One-man religions forearmed with loudspeakers proliferate in Ghanas fast-growing capital. But as the city gets noisier, tenants are fighting back
” If you flout the statutes of God, the serpent will pierce you. Satan will deplete you ,” outcries Apostle Michael Sarfo at a major road intersection in Ghana’s capital, Accra. He preaches for five hours every weekday morning, with a load of talkers enlarging his evangelism. Passersby stop to receive devotions and boons, some pitching their money presents from moving cars.
In Accra, you are never far away from religious speeches. Harmonizing to one gues, there are approximately 10 churches per sq km, and open-air preaching, whether on public transport, in bus terminals or at superhighway intersections, is commonplace.
The population of Greater Accra was about 4 million in 2010, but the city’s rapid growth means that count is expected to reach nearly 10 million by 2037. And as local populations increases and the city get noisier, tenants are becoming more willing to fight back- developing in an increase in racket complaints.
Sarfo has been preaching at this intersection with his speaker system for the past four years. He says he used to be a lot louder but lowered his levels after people grumbled.
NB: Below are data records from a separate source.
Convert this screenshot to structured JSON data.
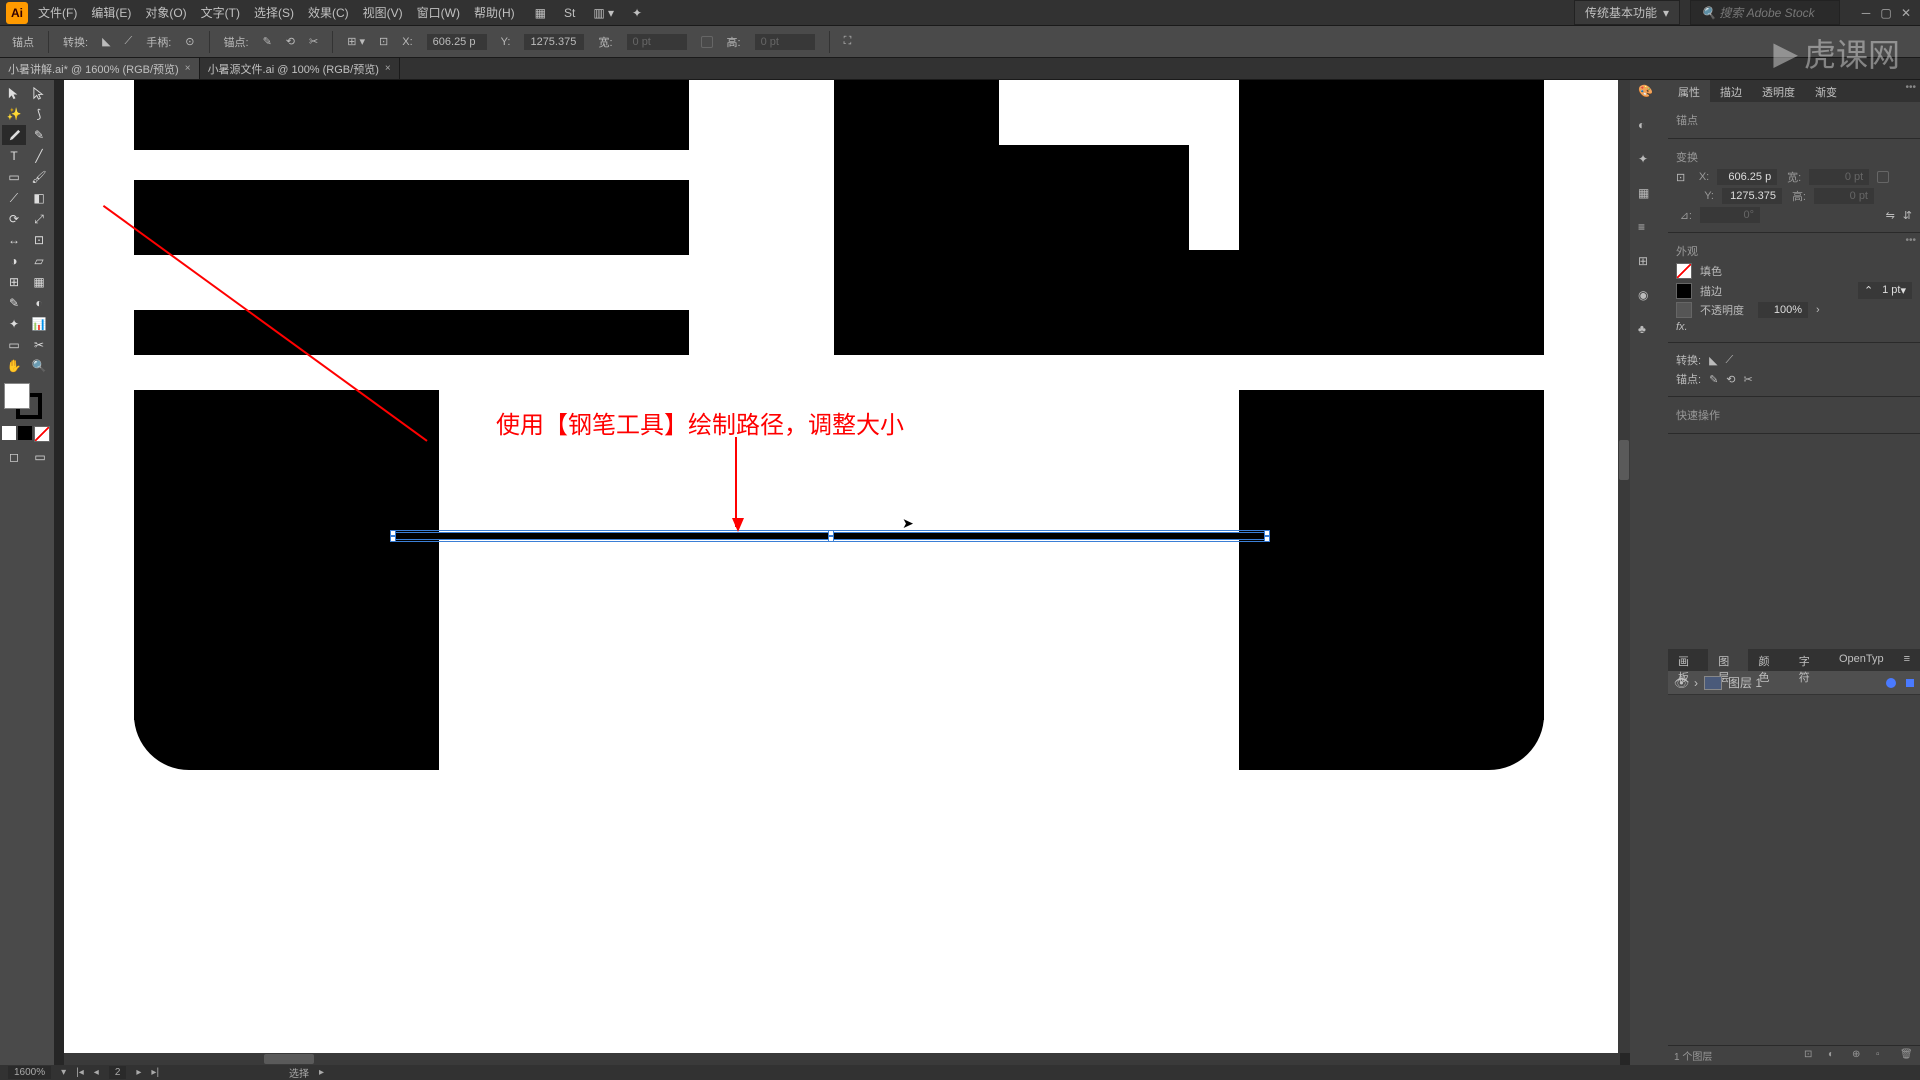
{
  "menu": {
    "file": "文件(F)",
    "edit": "编辑(E)",
    "object": "对象(O)",
    "type": "文字(T)",
    "select": "选择(S)",
    "effect": "效果(C)",
    "view": "视图(V)",
    "window": "窗口(W)",
    "help": "帮助(H)"
  },
  "workspace": "传统基本功能",
  "search_placeholder": "搜索 Adobe Stock",
  "controlbar": {
    "anchor": "锚点",
    "convert": "转换:",
    "handle": "手柄:",
    "anchors": "锚点:",
    "x_lbl": "X:",
    "x_val": "606.25 p",
    "y_lbl": "Y:",
    "y_val": "1275.375",
    "w_lbl": "宽:",
    "w_val": "0 pt",
    "h_lbl": "高:",
    "h_val": "0 pt"
  },
  "tabs": {
    "active": "小暑讲解.ai* @ 1600% (RGB/预览)",
    "inactive": "小暑源文件.ai @ 100% (RGB/预览)"
  },
  "annotation": "使用【钢笔工具】绘制路径，调整大小",
  "properties": {
    "tab_props": "属性",
    "tab_stroke": "描边",
    "tab_transparency": "透明度",
    "tab_gradient": "渐变",
    "anchor_title": "锚点",
    "transform_title": "变换",
    "x_lbl": "X:",
    "x_val": "606.25 p",
    "w_lbl": "宽:",
    "w_val": "0 pt",
    "y_lbl": "Y:",
    "y_val": "1275.375",
    "h_lbl": "高:",
    "h_val": "0 pt",
    "angle_lbl": "⊿:",
    "angle_val": "0°",
    "appearance_title": "外观",
    "fill_lbl": "填色",
    "stroke_lbl": "描边",
    "stroke_val": "1 pt",
    "opacity_lbl": "不透明度",
    "opacity_val": "100%",
    "fx_lbl": "fx.",
    "convert_title": "转换:",
    "anchor_title2": "锚点:",
    "quick_title": "快速操作"
  },
  "layerspanel": {
    "tab_artboard": "画板",
    "tab_layers": "图层",
    "tab_swatches": "颜色",
    "tab_char": "字符",
    "tab_ot": "OpenTyp",
    "layer1": "图层 1",
    "footer_count": "1 个图层"
  },
  "statusbar": {
    "zoom": "1600%",
    "artboard_nav": "2",
    "tool": "选择"
  },
  "watermark": "虎课网"
}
He feels all the persons who complain about the interference are not true Christians.